But because Senate Republican leader Mitch McConnell manipulated the Senate schedule to delay a trial until after the Trump departure from office, the trial raised Constitutional questions of whether a "former president" could be tried.
Thus, we witnessed a day of debate that included lawyers for Trump misstating the position of scholars on the question, a slew of legal opinions across the political landscape decrying the Trump position, senators who simply want to move on and endless discussion over a Constitutional ambiguity that was being settled by raw political power.
Actually, the House impeachment managers made clear, using arguments of conservative lawyers and judges, that they actually had done their homework to find that impeachment is an instrument to defend democracy. The Trump team, relatively speaking, had started with an opposite answer and looked for, or created, arguments to support their version. And then Rep. Jamie Raskin, D-Md., put the emotional cherry on top with his personal story of his family hiding beneath desks. Television reported that some Republican senators refused to even look at the video.
The prosecution case on the narrow Constitutional issue was smashing on all levels, and it undercut the whole of the Trump defense.
"The president of the United States sided with the insurrectionists," Rep. David Cicilline (D-R.I.) argued. "He celebrated their cause.

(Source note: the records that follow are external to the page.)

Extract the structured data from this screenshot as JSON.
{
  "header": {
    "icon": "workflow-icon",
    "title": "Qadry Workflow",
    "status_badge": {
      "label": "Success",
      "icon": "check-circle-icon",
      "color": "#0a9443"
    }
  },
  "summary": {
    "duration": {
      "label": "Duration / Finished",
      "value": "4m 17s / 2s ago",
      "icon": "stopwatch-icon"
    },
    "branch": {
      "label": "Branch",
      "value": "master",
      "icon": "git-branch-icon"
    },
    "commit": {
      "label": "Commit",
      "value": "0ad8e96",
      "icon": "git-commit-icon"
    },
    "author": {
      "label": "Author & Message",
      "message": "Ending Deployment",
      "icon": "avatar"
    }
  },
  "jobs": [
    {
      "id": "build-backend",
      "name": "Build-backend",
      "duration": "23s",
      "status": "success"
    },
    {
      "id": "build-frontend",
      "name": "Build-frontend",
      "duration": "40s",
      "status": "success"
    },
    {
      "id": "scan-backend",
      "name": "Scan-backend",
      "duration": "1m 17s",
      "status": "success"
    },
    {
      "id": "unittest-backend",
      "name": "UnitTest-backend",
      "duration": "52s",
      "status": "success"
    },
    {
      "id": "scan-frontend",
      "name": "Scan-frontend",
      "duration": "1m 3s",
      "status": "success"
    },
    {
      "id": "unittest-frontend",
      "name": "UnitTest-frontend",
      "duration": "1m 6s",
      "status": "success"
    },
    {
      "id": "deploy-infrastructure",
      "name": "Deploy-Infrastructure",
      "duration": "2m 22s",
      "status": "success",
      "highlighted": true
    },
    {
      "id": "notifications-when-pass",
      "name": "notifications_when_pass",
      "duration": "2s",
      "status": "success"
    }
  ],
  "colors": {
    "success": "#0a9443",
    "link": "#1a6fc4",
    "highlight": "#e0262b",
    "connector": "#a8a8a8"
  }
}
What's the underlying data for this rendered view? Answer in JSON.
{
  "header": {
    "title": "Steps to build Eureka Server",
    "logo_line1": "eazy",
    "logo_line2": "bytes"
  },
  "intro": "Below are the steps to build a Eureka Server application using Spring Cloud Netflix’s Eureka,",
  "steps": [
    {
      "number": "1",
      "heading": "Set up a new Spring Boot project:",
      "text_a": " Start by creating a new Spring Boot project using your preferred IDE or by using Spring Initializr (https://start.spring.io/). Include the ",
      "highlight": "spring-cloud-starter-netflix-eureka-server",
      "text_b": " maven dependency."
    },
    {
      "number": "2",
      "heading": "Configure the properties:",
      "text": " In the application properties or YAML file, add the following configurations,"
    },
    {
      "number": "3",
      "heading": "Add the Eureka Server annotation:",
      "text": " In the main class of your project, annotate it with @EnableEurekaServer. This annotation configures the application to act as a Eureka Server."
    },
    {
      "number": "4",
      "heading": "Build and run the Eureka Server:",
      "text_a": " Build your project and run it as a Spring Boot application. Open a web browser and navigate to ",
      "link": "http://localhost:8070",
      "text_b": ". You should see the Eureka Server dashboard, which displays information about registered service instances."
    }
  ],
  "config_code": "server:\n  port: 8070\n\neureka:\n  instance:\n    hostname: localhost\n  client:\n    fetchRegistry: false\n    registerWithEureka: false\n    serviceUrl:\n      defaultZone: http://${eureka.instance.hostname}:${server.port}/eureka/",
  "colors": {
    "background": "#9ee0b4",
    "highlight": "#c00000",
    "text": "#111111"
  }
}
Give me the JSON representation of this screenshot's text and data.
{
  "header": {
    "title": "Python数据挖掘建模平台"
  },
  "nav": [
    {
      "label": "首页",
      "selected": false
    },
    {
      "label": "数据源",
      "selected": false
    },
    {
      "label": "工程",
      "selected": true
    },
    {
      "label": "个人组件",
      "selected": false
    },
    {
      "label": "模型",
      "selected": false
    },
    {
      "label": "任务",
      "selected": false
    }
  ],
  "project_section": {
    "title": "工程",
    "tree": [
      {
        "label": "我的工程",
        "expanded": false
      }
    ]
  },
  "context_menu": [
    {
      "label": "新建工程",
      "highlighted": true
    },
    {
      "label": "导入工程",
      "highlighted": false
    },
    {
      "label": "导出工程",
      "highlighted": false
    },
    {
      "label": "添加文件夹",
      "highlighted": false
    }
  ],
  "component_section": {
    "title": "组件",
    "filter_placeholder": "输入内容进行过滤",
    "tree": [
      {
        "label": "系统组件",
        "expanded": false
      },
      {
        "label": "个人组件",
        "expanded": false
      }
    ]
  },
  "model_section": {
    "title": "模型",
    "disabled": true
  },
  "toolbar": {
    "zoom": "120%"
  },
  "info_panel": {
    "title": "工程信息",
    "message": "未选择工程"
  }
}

He validated their attack. He told them, 'Remember this day forever,' hours after they marched through these halls looking to assassinate Vice President Pence, the speaker of the House and any of us they could find."
Playing football, the game America so loves, depends on accepting rules and rulings from umpires. But yesterday showed a Trump argument that the rules apparently are for chumps, not champs. Trump would argue that maybe the Buccaneers didn't win the Superbowl even though we all saw the game, that referee calls were biased; in that telling, the Chiefs just forgot to change the results of the game.
This trial is showing that Republicans want to start with the outcome in hand and work backward to what the rules should say.
In truth, there will be no "winners" from this impeachment. Based on the vote on the Constitutional question, it is easy to presume that there will be no conviction.
No conviction means Democrats will have lost time toward their now-majority agenda and any chance of working with Republicans in the Senate. No conviction will mean the return of a boastful Trump, who will loudly exclaim exoneration and who will refuse to leave the scene. No conviction will mean a Republican party still under the control of Team Trump, retribution against party defectors and a growing public move toward armed conspiracists and militia members.
We'll have more Marjorie Taylor Greene and conspiracy theorists in office, more divisiveness, more attacks on the Biden agenda, deserved or not. We'll see a spread of violent threats to the states. We'll see more targeting of anything that happens not to comport with a streak of perceived "populism" that is increasingly racist, misogynistic and, strangely, anti-coronavirus masks.
Sure, there will be prosecutions against now 150 or so actual insurgents, many of whom are saying they entered the Capitol because Trump told them to do so. But once again, it is the "forgotten," exactly those whom Trump had promised to represent, who are paying his bill at the Justice bar.
What we won't do is stop the militaristic language of politics — "fighting," "combating," "crushing" and the like for the opposition. There is a chance here to cool the rhetoric just a bit.
And, when we don't like the outcome, we can always blame the rules.
You wouldn't teach that to your kids.